■ Exercise input
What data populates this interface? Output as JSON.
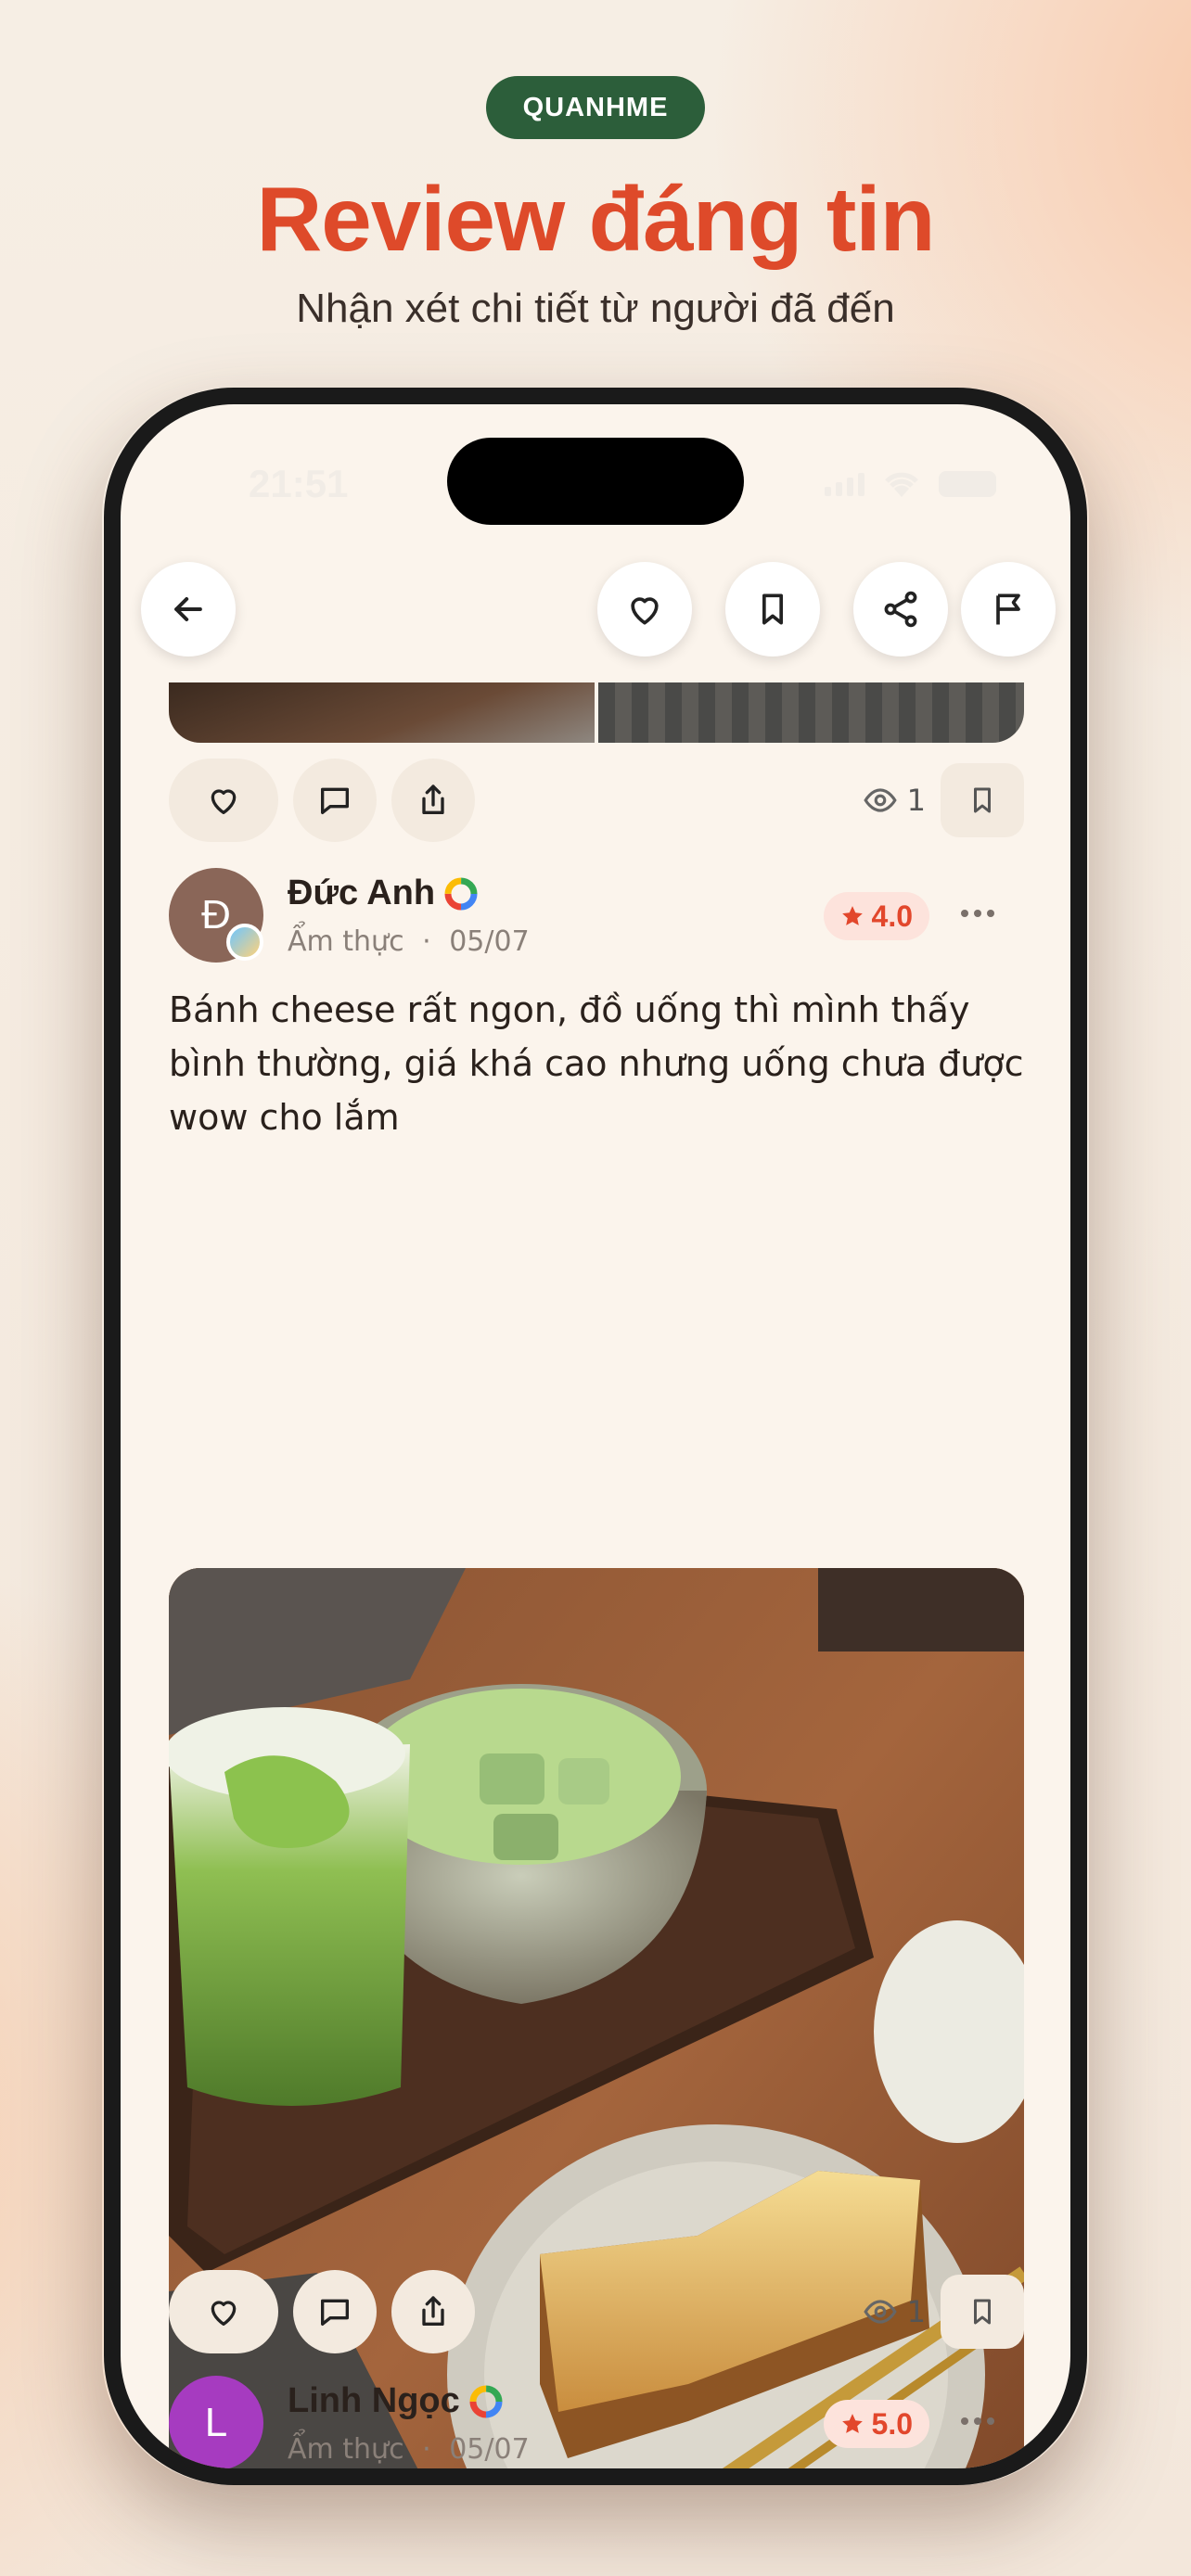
{
  "promo": {
    "badge": "QUANHME",
    "headline": "Review đáng tin",
    "subhead": "Nhận xét chi tiết từ người đã đến"
  },
  "status_bar": {
    "time": "21:51"
  },
  "top_nav": {
    "icons": [
      "back-arrow-icon",
      "heart-icon",
      "bookmark-icon",
      "share-icon",
      "flag-icon"
    ]
  },
  "reviews": [
    {
      "author": "Đức Anh",
      "avatar_letter": "Đ",
      "avatar_color": "#8a6658",
      "category": "Ẩm thực",
      "separator": "·",
      "date": "05/07",
      "rating": "4.0",
      "text": "Bánh cheese rất ngon, đồ uống thì mình thấy bình thường, giá khá cao nhưng uống chưa được wow cho lắm",
      "views": "1"
    },
    {
      "author": "Linh Ngọc",
      "avatar_letter": "L",
      "avatar_color": "#a63bc0",
      "category": "Ẩm thực",
      "separator": "·",
      "date": "05/07",
      "rating": "5.0"
    }
  ],
  "post_actions_views": "1",
  "colors": {
    "accent_red": "#de4a2a",
    "badge_green": "#2c5e3a",
    "rating_bg": "#fde3dc"
  }
}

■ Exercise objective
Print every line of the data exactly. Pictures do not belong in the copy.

■ Result below
What data populates this interface? Output as JSON.
{
  "promo": {
    "badge": "QUANHME",
    "headline": "Review đáng tin",
    "subhead": "Nhận xét chi tiết từ người đã đến"
  },
  "status_bar": {
    "time": "21:51"
  },
  "top_nav": {
    "icons": [
      "back-arrow-icon",
      "heart-icon",
      "bookmark-icon",
      "share-icon",
      "flag-icon"
    ]
  },
  "reviews": [
    {
      "author": "Đức Anh",
      "avatar_letter": "Đ",
      "avatar_color": "#8a6658",
      "category": "Ẩm thực",
      "separator": "·",
      "date": "05/07",
      "rating": "4.0",
      "text": "Bánh cheese rất ngon, đồ uống thì mình thấy bình thường, giá khá cao nhưng uống chưa được wow cho lắm",
      "views": "1"
    },
    {
      "author": "Linh Ngọc",
      "avatar_letter": "L",
      "avatar_color": "#a63bc0",
      "category": "Ẩm thực",
      "separator": "·",
      "date": "05/07",
      "rating": "5.0"
    }
  ],
  "post_actions_views": "1",
  "colors": {
    "accent_red": "#de4a2a",
    "badge_green": "#2c5e3a",
    "rating_bg": "#fde3dc"
  }
}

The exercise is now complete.